[Extracted data entries]
--- START ---

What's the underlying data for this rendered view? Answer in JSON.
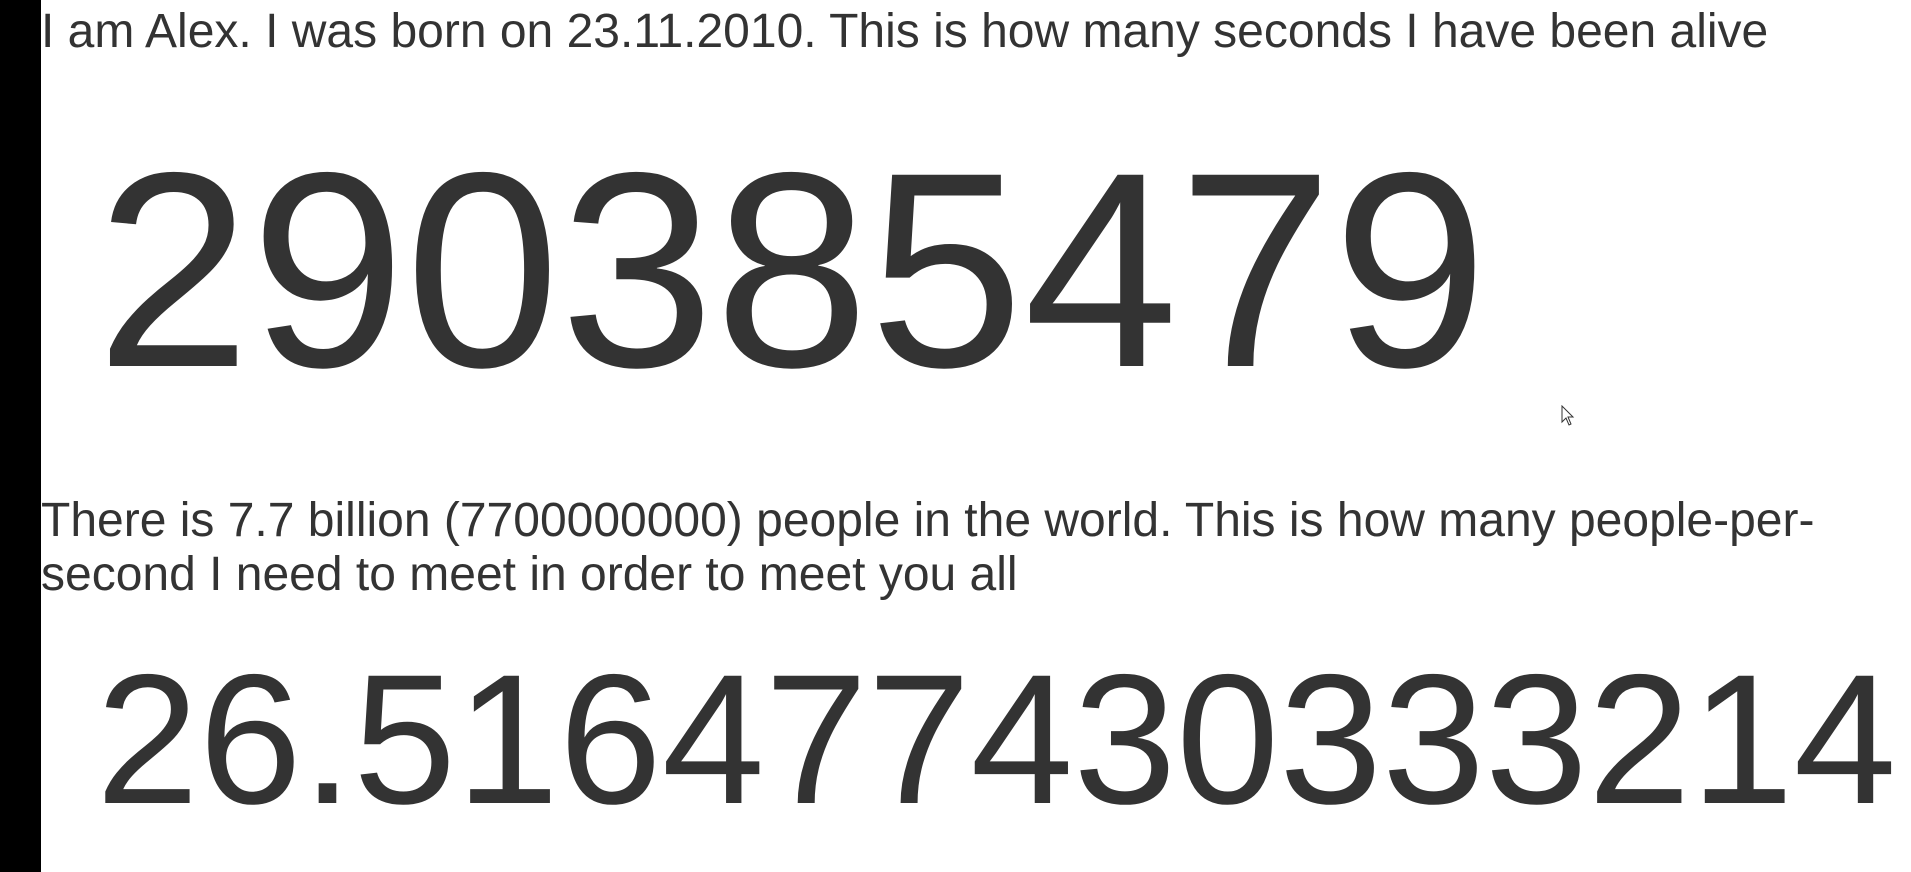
{
  "intro_text": "I am Alex. I was born on 23.11.2010. This is how many seconds I have been alive",
  "seconds_alive": "290385479",
  "people_text": "There is 7.7 billion (7700000000) people in the world. This is how many people-per-second I need to meet in order to meet you all",
  "people_per_second": "26.516477430333214",
  "colors": {
    "text": "#333333",
    "background": "#ffffff",
    "left_bar": "#000000"
  },
  "icons": {
    "cursor": "mouse-pointer-icon"
  }
}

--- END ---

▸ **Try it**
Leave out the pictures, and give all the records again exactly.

▸ **Task response**
What's the underlying data for this rendered view? Answer in JSON.
{
  "intro_text": "I am Alex. I was born on 23.11.2010. This is how many seconds I have been alive",
  "seconds_alive": "290385479",
  "people_text": "There is 7.7 billion (7700000000) people in the world. This is how many people-per-second I need to meet in order to meet you all",
  "people_per_second": "26.516477430333214",
  "colors": {
    "text": "#333333",
    "background": "#ffffff",
    "left_bar": "#000000"
  },
  "icons": {
    "cursor": "mouse-pointer-icon"
  }
}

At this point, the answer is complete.